Feltner will be the last one to admit that he has a big heart, but his neighbors will.

“He may come off as being mister grumpy because that’s what he would like everyone to think, but he’s just melted butter inside,” neighbor Kathy Bures said.

Feltner is a two-year Air Force amputee veteran and former police officer. He’s dedicated his life to helping others. He never expected anything in return.

“I think to myself, ‘I’m nobody special. I’m nobody important. I’m just a guy,'” Dave Feltner said.

Just a guy trying to survive medical bills, an aging home, and dealing with life without his right leg. A guy deserving of a little help, so Bures made a phone call to get the wheel rolling for some assistance.

Two months ago, she cared enough to call the post commander for Cicero American Legion post 34, Jody Brown, to help get Feltner a new wheelchair ramp and an electric wheelchair.

Brown called up Cicero’s police chief and they got Home Depot involved. This week, they sent 60 volunteers to build a ramp to make life a little easier.

“The level of gratitude that I have, I can’t express that,” Feltner said.

Volunteers went the extra mile and painted the inside of his home, put down new kitchen floors, and bought his family a new dishwasher.

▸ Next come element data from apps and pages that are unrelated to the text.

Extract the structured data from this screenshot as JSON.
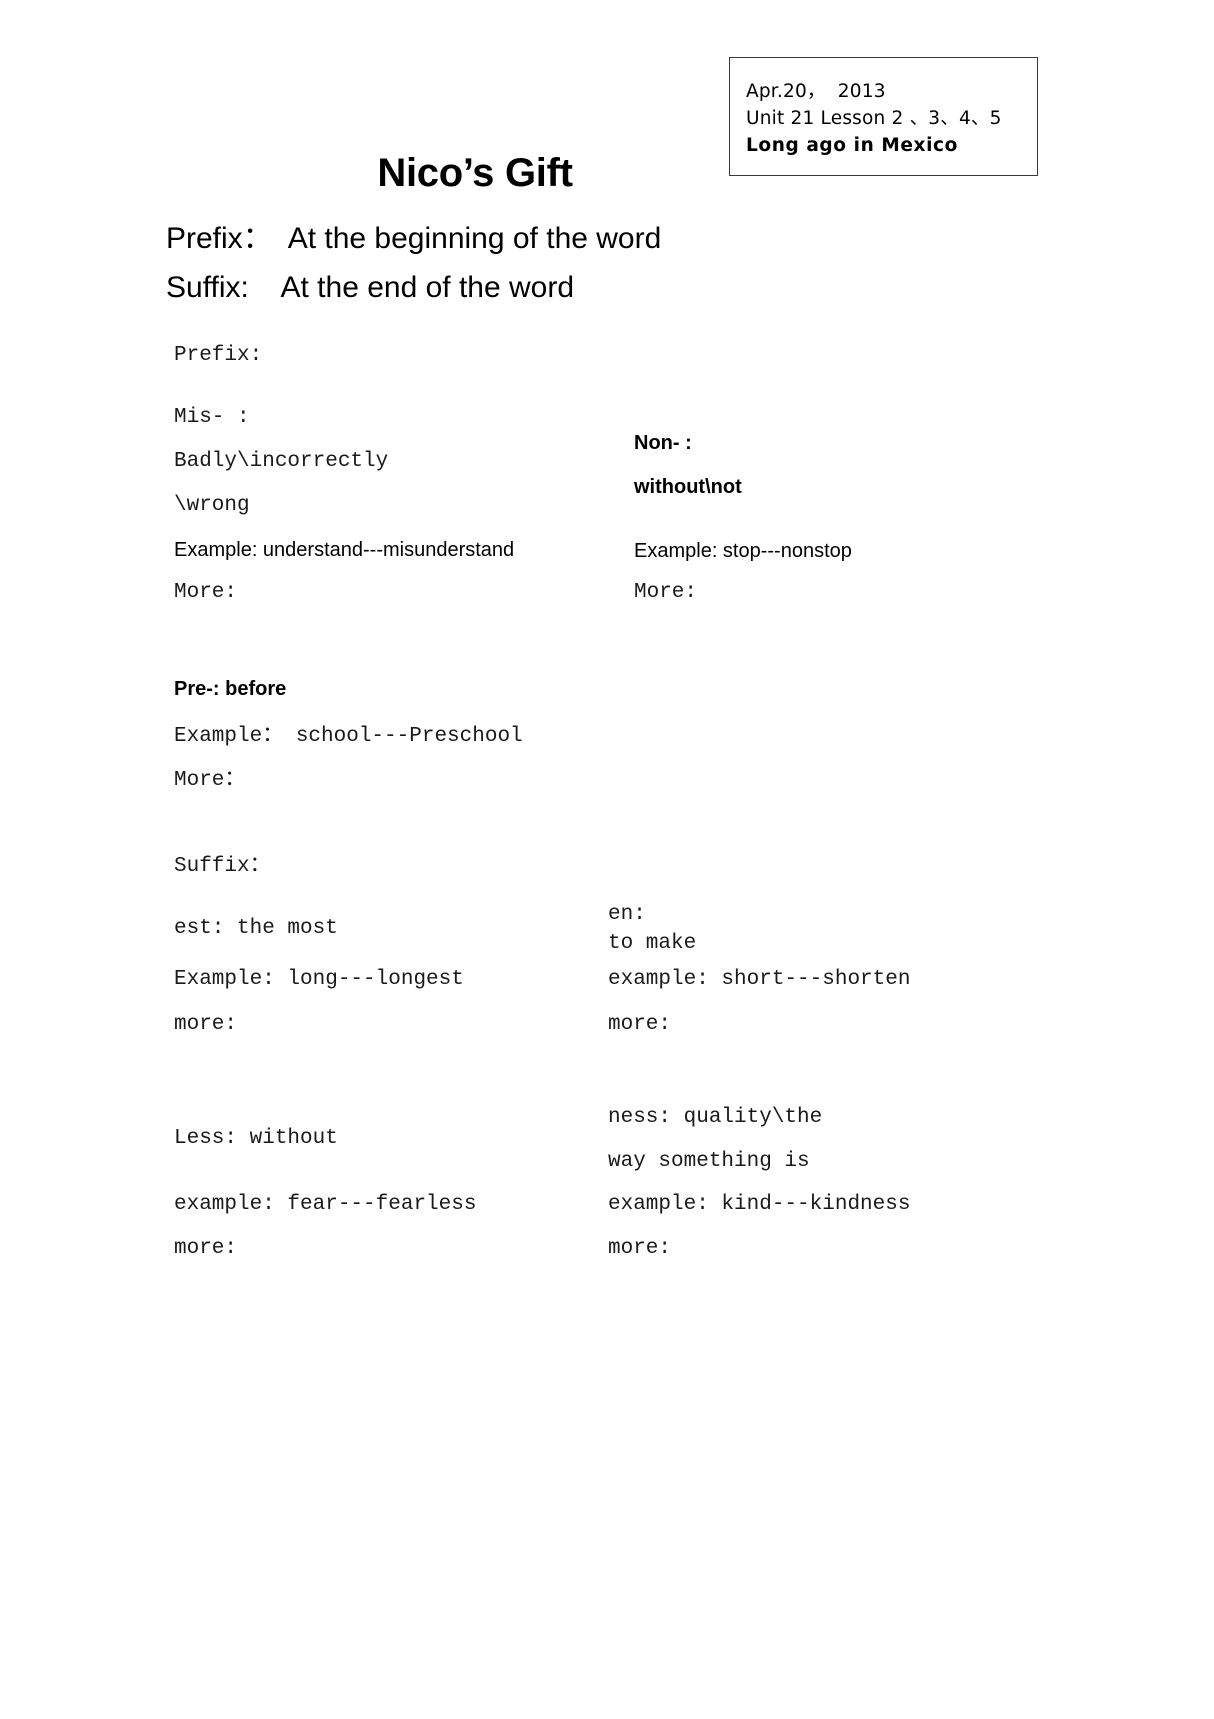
{
  "header_box": {
    "line1": "Apr.20，  2013",
    "line2": "Unit 21 Lesson 2 、3、4、5",
    "line3": "Long ago in Mexico"
  },
  "title": "Nico’s Gift",
  "definitions": {
    "prefix": "Prefix：  At the beginning of the word",
    "suffix": "Suffix:    At the end of the word"
  },
  "prefix_section": {
    "heading": "Prefix:",
    "items": [
      {
        "name": "Mis- :",
        "meaning_line1": "Badly\\incorrectly",
        "meaning_line2": "\\wrong",
        "example": "Example: understand---misunderstand",
        "more": "More:"
      },
      {
        "name": "Non- :",
        "meaning_line1": "without\\not",
        "example": "Example: stop---nonstop",
        "more": "More:"
      },
      {
        "name": "Pre-: before",
        "example": "Example： school---Preschool",
        "more": "More："
      }
    ]
  },
  "suffix_section": {
    "heading": "Suffix：",
    "items": [
      {
        "name": "est: the most",
        "example": "Example: long---longest",
        "more": "more:"
      },
      {
        "name_line1": "en:",
        "name_line2": "to make",
        "example": "example: short---shorten",
        "more": "more:"
      },
      {
        "name": "Less: without",
        "example": "example: fear---fearless",
        "more": "more:"
      },
      {
        "name_line1": "ness: quality\\the",
        "name_line2": "way something is",
        "example": "example: kind---kindness",
        "more": "more:"
      }
    ]
  }
}
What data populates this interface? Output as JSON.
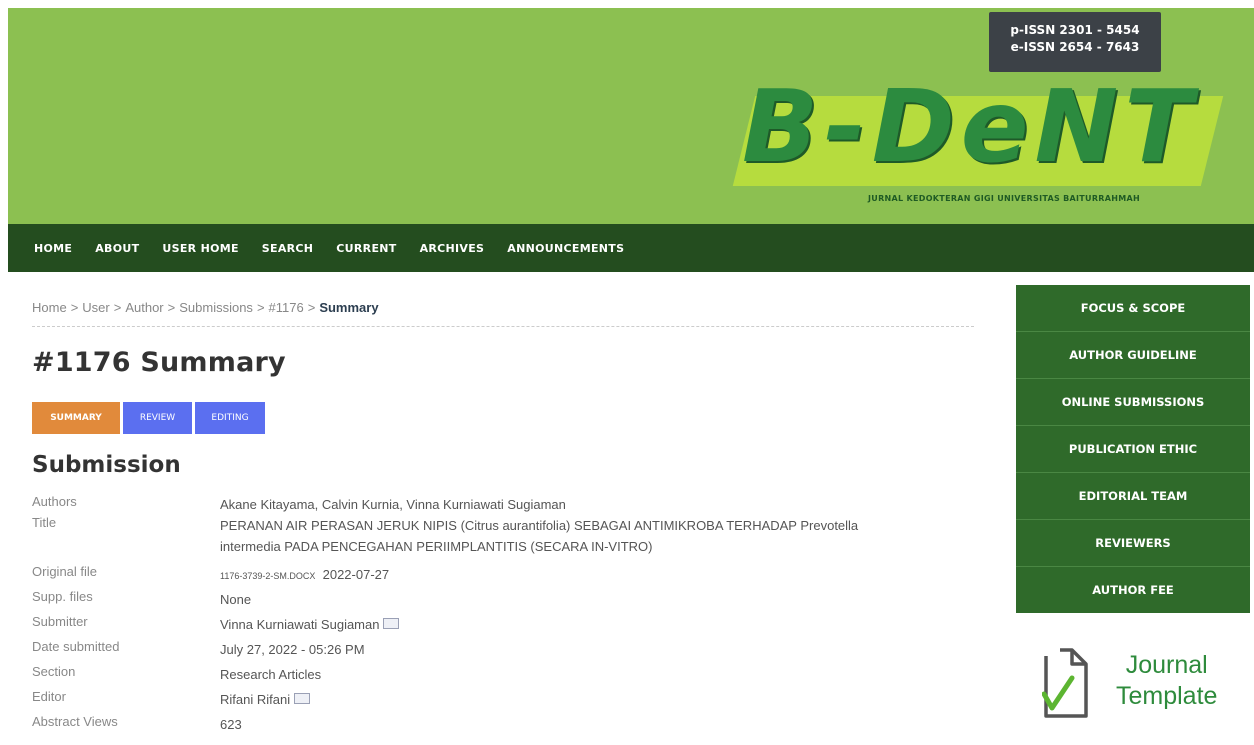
{
  "header": {
    "issn_print": "p-ISSN 2301 - 5454",
    "issn_online": "e-ISSN 2654 - 7643",
    "logo_text": "B-DeNT",
    "logo_subtitle": "JURNAL KEDOKTERAN GIGI UNIVERSITAS BAITURRAHMAH",
    "colors": {
      "banner": "#8cc051",
      "logo_band": "#b6dc3e",
      "logo_text": "#2c8b3f"
    }
  },
  "nav": {
    "items": [
      "HOME",
      "ABOUT",
      "USER HOME",
      "SEARCH",
      "CURRENT",
      "ARCHIVES",
      "ANNOUNCEMENTS"
    ],
    "color": "#244d1f"
  },
  "breadcrumb": {
    "items": [
      "Home",
      "User",
      "Author",
      "Submissions",
      "#1176"
    ],
    "current": "Summary"
  },
  "page": {
    "title": "#1176 Summary",
    "tabs": [
      "SUMMARY",
      "REVIEW",
      "EDITING"
    ],
    "active_tab": "SUMMARY",
    "section_title": "Submission"
  },
  "submission": {
    "authors_label": "Authors",
    "authors": "Akane Kitayama, Calvin Kurnia, Vinna Kurniawati Sugiaman",
    "title_label": "Title",
    "title_line1": "PERANAN AIR PERASAN JERUK NIPIS (Citrus aurantifolia) SEBAGAI ANTIMIKROBA TERHADAP Prevotella",
    "title_line2": "intermedia PADA PENCEGAHAN PERIIMPLANTITIS (SECARA IN-VITRO)",
    "original_file_label": "Original file",
    "original_file_name": "1176-3739-2-SM.DOCX",
    "original_file_date": "2022-07-27",
    "supp_files_label": "Supp. files",
    "supp_files": "None",
    "submitter_label": "Submitter",
    "submitter": "Vinna Kurniawati Sugiaman",
    "date_submitted_label": "Date submitted",
    "date_submitted": "July 27, 2022 - 05:26 PM",
    "section_label": "Section",
    "section": "Research Articles",
    "editor_label": "Editor",
    "editor": "Rifani Rifani",
    "abstract_views_label": "Abstract Views",
    "abstract_views": "623"
  },
  "sidebar": {
    "items": [
      "FOCUS & SCOPE",
      "AUTHOR GUIDELINE",
      "ONLINE SUBMISSIONS",
      "PUBLICATION ETHIC",
      "EDITORIAL TEAM",
      "REVIEWERS",
      "AUTHOR FEE"
    ],
    "color": "#2f6a2a"
  },
  "journal_template": {
    "line1": "Journal",
    "line2": "Template",
    "icon": "document-check-icon"
  }
}
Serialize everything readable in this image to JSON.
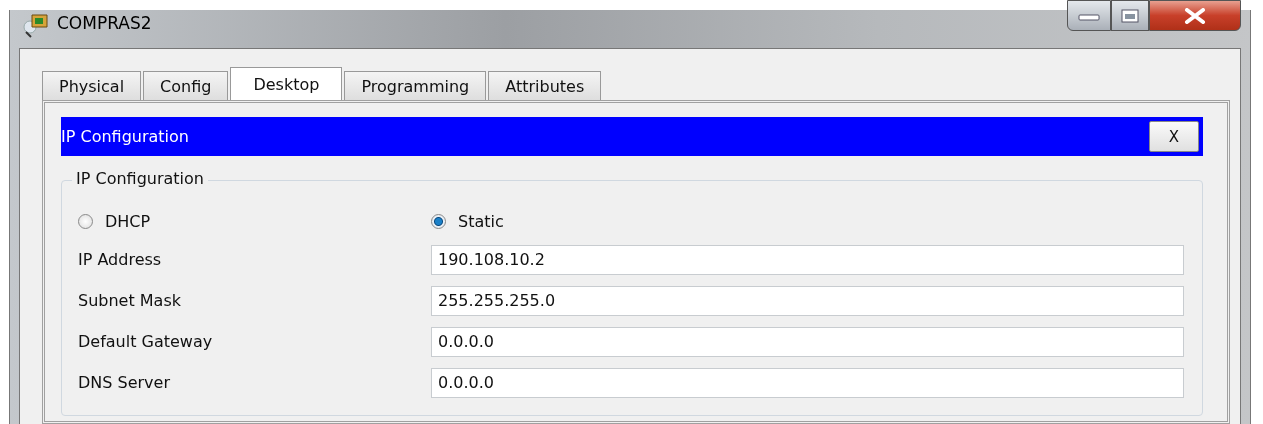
{
  "window": {
    "title": "COMPRAS2"
  },
  "tabs": [
    {
      "label": "Physical",
      "selected": false
    },
    {
      "label": "Config",
      "selected": false
    },
    {
      "label": "Desktop",
      "selected": true
    },
    {
      "label": "Programming",
      "selected": false
    },
    {
      "label": "Attributes",
      "selected": false
    }
  ],
  "dialog": {
    "title": "IP Configuration",
    "close_label": "X",
    "group_title": "IP Configuration",
    "modes": [
      {
        "label": "DHCP",
        "selected": false
      },
      {
        "label": "Static",
        "selected": true
      }
    ],
    "fields": [
      {
        "label": "IP Address",
        "value": "190.108.10.2"
      },
      {
        "label": "Subnet Mask",
        "value": "255.255.255.0"
      },
      {
        "label": "Default Gateway",
        "value": "0.0.0.0"
      },
      {
        "label": "DNS Server",
        "value": "0.0.0.0"
      }
    ]
  }
}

“To know first hand what a human being is capable of in a negative way, it affects you, but at the same time, we can really do some amazing things,” Feltner said.

Feltner’s list of things he needed was cut in half in one day all because his community decided to step up and make a call.

“One of these days, I’m going to get a leg that works and I’ll rise,” Feltner said.

Home Depot plans to come back out to stain the ramp and fix a few more things around Feltner’s house. Overall, the ramp would’ve cost $18,000 to build if it hadn’t been donated.